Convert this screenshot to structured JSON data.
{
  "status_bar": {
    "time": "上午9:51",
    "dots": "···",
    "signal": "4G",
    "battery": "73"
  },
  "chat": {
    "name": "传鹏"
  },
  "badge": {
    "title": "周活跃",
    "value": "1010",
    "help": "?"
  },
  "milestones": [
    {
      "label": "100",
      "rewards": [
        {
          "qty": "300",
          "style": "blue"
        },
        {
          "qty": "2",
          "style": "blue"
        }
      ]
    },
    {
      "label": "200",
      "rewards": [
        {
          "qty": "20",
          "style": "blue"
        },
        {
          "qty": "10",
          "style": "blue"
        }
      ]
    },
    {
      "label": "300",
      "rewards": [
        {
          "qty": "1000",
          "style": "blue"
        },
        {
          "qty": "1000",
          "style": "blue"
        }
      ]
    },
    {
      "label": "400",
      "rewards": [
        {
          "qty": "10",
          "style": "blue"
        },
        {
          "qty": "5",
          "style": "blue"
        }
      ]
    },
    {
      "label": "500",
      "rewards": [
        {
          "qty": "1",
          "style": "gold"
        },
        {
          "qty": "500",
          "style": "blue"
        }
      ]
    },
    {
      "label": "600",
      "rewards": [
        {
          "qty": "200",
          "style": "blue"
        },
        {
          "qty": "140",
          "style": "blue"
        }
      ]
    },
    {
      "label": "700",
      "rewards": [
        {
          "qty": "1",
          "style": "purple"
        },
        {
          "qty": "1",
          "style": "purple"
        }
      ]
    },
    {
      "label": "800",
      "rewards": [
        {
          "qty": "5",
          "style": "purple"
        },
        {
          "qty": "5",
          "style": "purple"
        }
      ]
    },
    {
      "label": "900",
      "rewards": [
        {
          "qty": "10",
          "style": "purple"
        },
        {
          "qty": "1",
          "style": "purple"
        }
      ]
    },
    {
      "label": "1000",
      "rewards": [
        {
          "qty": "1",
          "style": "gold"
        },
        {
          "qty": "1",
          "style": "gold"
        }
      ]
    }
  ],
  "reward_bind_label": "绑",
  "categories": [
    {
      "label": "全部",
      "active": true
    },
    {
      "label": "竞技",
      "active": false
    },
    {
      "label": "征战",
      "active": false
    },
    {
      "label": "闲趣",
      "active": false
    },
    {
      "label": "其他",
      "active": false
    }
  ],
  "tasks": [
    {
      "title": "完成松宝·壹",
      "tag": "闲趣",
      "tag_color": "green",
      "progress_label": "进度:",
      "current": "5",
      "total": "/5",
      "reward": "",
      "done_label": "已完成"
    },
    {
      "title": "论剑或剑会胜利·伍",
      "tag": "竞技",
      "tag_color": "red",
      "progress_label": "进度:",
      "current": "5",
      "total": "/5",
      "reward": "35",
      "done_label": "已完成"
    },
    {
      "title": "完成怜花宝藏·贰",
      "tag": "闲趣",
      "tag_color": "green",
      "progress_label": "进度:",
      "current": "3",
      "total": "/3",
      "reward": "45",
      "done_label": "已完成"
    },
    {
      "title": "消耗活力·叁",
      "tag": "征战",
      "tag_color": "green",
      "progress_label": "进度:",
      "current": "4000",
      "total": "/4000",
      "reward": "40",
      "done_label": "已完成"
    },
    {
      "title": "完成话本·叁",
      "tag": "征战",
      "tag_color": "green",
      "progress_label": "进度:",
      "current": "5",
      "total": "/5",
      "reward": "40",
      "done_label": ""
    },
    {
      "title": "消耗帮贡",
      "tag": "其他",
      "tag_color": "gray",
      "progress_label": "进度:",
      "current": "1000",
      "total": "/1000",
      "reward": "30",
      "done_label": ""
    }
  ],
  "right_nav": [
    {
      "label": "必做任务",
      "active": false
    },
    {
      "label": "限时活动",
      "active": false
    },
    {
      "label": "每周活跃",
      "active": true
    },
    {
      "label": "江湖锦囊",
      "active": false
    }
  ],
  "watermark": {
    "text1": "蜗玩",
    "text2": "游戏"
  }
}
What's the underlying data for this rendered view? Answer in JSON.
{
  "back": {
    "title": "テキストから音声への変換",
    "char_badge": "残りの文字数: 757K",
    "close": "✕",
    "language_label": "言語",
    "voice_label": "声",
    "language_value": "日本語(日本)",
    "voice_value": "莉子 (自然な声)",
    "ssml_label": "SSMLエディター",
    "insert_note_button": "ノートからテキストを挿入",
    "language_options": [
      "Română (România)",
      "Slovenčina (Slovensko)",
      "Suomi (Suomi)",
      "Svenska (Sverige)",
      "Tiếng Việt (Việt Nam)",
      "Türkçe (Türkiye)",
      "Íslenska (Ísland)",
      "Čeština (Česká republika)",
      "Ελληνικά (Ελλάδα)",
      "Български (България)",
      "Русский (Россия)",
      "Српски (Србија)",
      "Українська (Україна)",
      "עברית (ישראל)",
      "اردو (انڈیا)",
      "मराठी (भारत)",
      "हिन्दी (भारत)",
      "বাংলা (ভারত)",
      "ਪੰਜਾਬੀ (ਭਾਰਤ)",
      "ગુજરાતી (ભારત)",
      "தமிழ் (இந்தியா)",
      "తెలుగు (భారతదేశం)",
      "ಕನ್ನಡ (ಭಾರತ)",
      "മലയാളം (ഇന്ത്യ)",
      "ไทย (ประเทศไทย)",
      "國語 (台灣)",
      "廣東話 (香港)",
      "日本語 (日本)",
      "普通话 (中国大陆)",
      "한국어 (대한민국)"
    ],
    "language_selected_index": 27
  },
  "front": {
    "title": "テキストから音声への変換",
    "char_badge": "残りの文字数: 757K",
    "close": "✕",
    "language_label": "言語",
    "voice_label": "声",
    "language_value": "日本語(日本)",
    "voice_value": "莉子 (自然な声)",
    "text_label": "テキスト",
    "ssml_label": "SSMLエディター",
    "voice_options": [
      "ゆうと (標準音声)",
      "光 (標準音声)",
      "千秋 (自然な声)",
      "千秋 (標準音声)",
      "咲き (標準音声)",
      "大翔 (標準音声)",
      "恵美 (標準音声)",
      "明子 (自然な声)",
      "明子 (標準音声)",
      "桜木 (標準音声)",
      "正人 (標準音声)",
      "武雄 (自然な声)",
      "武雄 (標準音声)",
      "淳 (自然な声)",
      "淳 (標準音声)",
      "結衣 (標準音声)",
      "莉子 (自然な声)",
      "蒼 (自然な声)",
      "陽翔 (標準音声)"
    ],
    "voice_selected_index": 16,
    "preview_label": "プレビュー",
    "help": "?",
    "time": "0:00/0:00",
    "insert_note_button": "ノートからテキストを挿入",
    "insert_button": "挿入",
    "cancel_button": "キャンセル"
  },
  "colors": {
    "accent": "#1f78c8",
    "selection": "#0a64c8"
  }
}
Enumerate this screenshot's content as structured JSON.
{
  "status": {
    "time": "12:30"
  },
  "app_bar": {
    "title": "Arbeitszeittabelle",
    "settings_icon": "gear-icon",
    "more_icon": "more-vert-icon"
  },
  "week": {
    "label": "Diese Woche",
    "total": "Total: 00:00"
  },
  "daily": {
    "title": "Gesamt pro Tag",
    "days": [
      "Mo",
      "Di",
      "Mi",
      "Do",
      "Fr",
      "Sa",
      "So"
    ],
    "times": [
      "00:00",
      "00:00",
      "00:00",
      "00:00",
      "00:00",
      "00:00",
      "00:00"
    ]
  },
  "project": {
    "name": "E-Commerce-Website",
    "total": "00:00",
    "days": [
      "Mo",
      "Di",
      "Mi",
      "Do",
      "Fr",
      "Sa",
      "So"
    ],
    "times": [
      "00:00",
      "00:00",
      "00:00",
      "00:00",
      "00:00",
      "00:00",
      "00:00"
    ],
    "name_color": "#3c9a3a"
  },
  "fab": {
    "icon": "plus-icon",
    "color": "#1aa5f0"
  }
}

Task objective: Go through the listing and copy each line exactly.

Solved problem:
Convert this screenshot to structured JSON data.
{
  "status_bar": {
    "time": "上午9:51",
    "dots": "···",
    "signal": "4G",
    "battery": "73"
  },
  "chat": {
    "name": "传鹏"
  },
  "badge": {
    "title": "周活跃",
    "value": "1010",
    "help": "?"
  },
  "milestones": [
    {
      "label": "100",
      "rewards": [
        {
          "qty": "300",
          "style": "blue"
        },
        {
          "qty": "2",
          "style": "blue"
        }
      ]
    },
    {
      "label": "200",
      "rewards": [
        {
          "qty": "20",
          "style": "blue"
        },
        {
          "qty": "10",
          "style": "blue"
        }
      ]
    },
    {
      "label": "300",
      "rewards": [
        {
          "qty": "1000",
          "style": "blue"
        },
        {
          "qty": "1000",
          "style": "blue"
        }
      ]
    },
    {
      "label": "400",
      "rewards": [
        {
          "qty": "10",
          "style": "blue"
        },
        {
          "qty": "5",
          "style": "blue"
        }
      ]
    },
    {
      "label": "500",
      "rewards": [
        {
          "qty": "1",
          "style": "gold"
        },
        {
          "qty": "500",
          "style": "blue"
        }
      ]
    },
    {
      "label": "600",
      "rewards": [
        {
          "qty": "200",
          "style": "blue"
        },
        {
          "qty": "140",
          "style": "blue"
        }
      ]
    },
    {
      "label": "700",
      "rewards": [
        {
          "qty": "1",
          "style": "purple"
        },
        {
          "qty": "1",
          "style": "purple"
        }
      ]
    },
    {
      "label": "800",
      "rewards": [
        {
          "qty": "5",
          "style": "purple"
        },
        {
          "qty": "5",
          "style": "purple"
        }
      ]
    },
    {
      "label": "900",
      "rewards": [
        {
          "qty": "10",
          "style": "purple"
        },
        {
          "qty": "1",
          "style": "purple"
        }
      ]
    },
    {
      "label": "1000",
      "rewards": [
        {
          "qty": "1",
          "style": "gold"
        },
        {
          "qty": "1",
          "style": "gold"
        }
      ]
    }
  ],
  "reward_bind_label": "绑",
  "categories": [
    {
      "label": "全部",
      "active": true
    },
    {
      "label": "竞技",
      "active": false
    },
    {
      "label": "征战",
      "active": false
    },
    {
      "label": "闲趣",
      "active": false
    },
    {
      "label": "其他",
      "active": false
    }
  ],
  "tasks": [
    {
      "title": "完成松宝·壹",
      "tag": "闲趣",
      "tag_color": "green",
      "progress_label": "进度:",
      "current": "5",
      "total": "/5",
      "reward": "",
      "done_label": "已完成"
    },
    {
      "title": "论剑或剑会胜利·伍",
      "tag": "竞技",
      "tag_color": "red",
      "progress_label": "进度:",
      "current": "5",
      "total": "/5",
      "reward": "35",
      "done_label": "已完成"
    },
    {
      "title": "完成怜花宝藏·贰",
      "tag": "闲趣",
      "tag_color": "green",
      "progress_label": "进度:",
      "current": "3",
      "total": "/3",
      "reward": "45",
      "done_label": "已完成"
    },
    {
      "title": "消耗活力·叁",
      "tag": "征战",
      "tag_color": "green",
      "progress_label": "进度:",
      "current": "4000",
      "total": "/4000",
      "reward": "40",
      "done_label": "已完成"
    },
    {
      "title": "完成话本·叁",
      "tag": "征战",
      "tag_color": "green",
      "progress_label": "进度:",
      "current": "5",
      "total": "/5",
      "reward": "40",
      "done_label": ""
    },
    {
      "title": "消耗帮贡",
      "tag": "其他",
      "tag_color": "gray",
      "progress_label": "进度:",
      "current": "1000",
      "total": "/1000",
      "reward": "30",
      "done_label": ""
    }
  ],
  "right_nav": [
    {
      "label": "必做任务",
      "active": false
    },
    {
      "label": "限时活动",
      "active": false
    },
    {
      "label": "每周活跃",
      "active": true
    },
    {
      "label": "江湖锦囊",
      "active": false
    }
  ],
  "watermark": {
    "text1": "蜗玩",
    "text2": "游戏"
  }
}
What's the underlying data for this rendered view? Answer in JSON.
{
  "back": {
    "title": "テキストから音声への変換",
    "char_badge": "残りの文字数: 757K",
    "close": "✕",
    "language_label": "言語",
    "voice_label": "声",
    "language_value": "日本語(日本)",
    "voice_value": "莉子 (自然な声)",
    "ssml_label": "SSMLエディター",
    "insert_note_button": "ノートからテキストを挿入",
    "language_options": [
      "Română (România)",
      "Slovenčina (Slovensko)",
      "Suomi (Suomi)",
      "Svenska (Sverige)",
      "Tiếng Việt (Việt Nam)",
      "Türkçe (Türkiye)",
      "Íslenska (Ísland)",
      "Čeština (Česká republika)",
      "Ελληνικά (Ελλάδα)",
      "Български (България)",
      "Русский (Россия)",
      "Српски (Србија)",
      "Українська (Україна)",
      "עברית (ישראל)",
      "اردو (انڈیا)",
      "मराठी (भारत)",
      "हिन्दी (भारत)",
      "বাংলা (ভারত)",
      "ਪੰਜਾਬੀ (ਭਾਰਤ)",
      "ગુજરાતી (ભારત)",
      "தமிழ் (இந்தியா)",
      "తెలుగు (భారతదేశం)",
      "ಕನ್ನಡ (ಭಾರತ)",
      "മലയാളം (ഇന്ത്യ)",
      "ไทย (ประเทศไทย)",
      "國語 (台灣)",
      "廣東話 (香港)",
      "日本語 (日本)",
      "普通话 (中国大陆)",
      "한국어 (대한민국)"
    ],
    "language_selected_index": 27
  },
  "front": {
    "title": "テキストから音声への変換",
    "char_badge": "残りの文字数: 757K",
    "close": "✕",
    "language_label": "言語",
    "voice_label": "声",
    "language_value": "日本語(日本)",
    "voice_value": "莉子 (自然な声)",
    "text_label": "テキスト",
    "ssml_label": "SSMLエディター",
    "voice_options": [
      "ゆうと (標準音声)",
      "光 (標準音声)",
      "千秋 (自然な声)",
      "千秋 (標準音声)",
      "咲き (標準音声)",
      "大翔 (標準音声)",
      "恵美 (標準音声)",
      "明子 (自然な声)",
      "明子 (標準音声)",
      "桜木 (標準音声)",
      "正人 (標準音声)",
      "武雄 (自然な声)",
      "武雄 (標準音声)",
      "淳 (自然な声)",
      "淳 (標準音声)",
      "結衣 (標準音声)",
      "莉子 (自然な声)",
      "蒼 (自然な声)",
      "陽翔 (標準音声)"
    ],
    "voice_selected_index": 16,
    "preview_label": "プレビュー",
    "help": "?",
    "time": "0:00/0:00",
    "insert_note_button": "ノートからテキストを挿入",
    "insert_button": "挿入",
    "cancel_button": "キャンセル"
  },
  "colors": {
    "accent": "#1f78c8",
    "selection": "#0a64c8"
  }
}
Enumerate this screenshot's content as structured JSON.
{
  "status": {
    "time": "12:30"
  },
  "app_bar": {
    "title": "Arbeitszeittabelle",
    "settings_icon": "gear-icon",
    "more_icon": "more-vert-icon"
  },
  "week": {
    "label": "Diese Woche",
    "total": "Total: 00:00"
  },
  "daily": {
    "title": "Gesamt pro Tag",
    "days": [
      "Mo",
      "Di",
      "Mi",
      "Do",
      "Fr",
      "Sa",
      "So"
    ],
    "times": [
      "00:00",
      "00:00",
      "00:00",
      "00:00",
      "00:00",
      "00:00",
      "00:00"
    ]
  },
  "project": {
    "name": "E-Commerce-Website",
    "total": "00:00",
    "days": [
      "Mo",
      "Di",
      "Mi",
      "Do",
      "Fr",
      "Sa",
      "So"
    ],
    "times": [
      "00:00",
      "00:00",
      "00:00",
      "00:00",
      "00:00",
      "00:00",
      "00:00"
    ],
    "name_color": "#3c9a3a"
  },
  "fab": {
    "icon": "plus-icon",
    "color": "#1aa5f0"
  }
}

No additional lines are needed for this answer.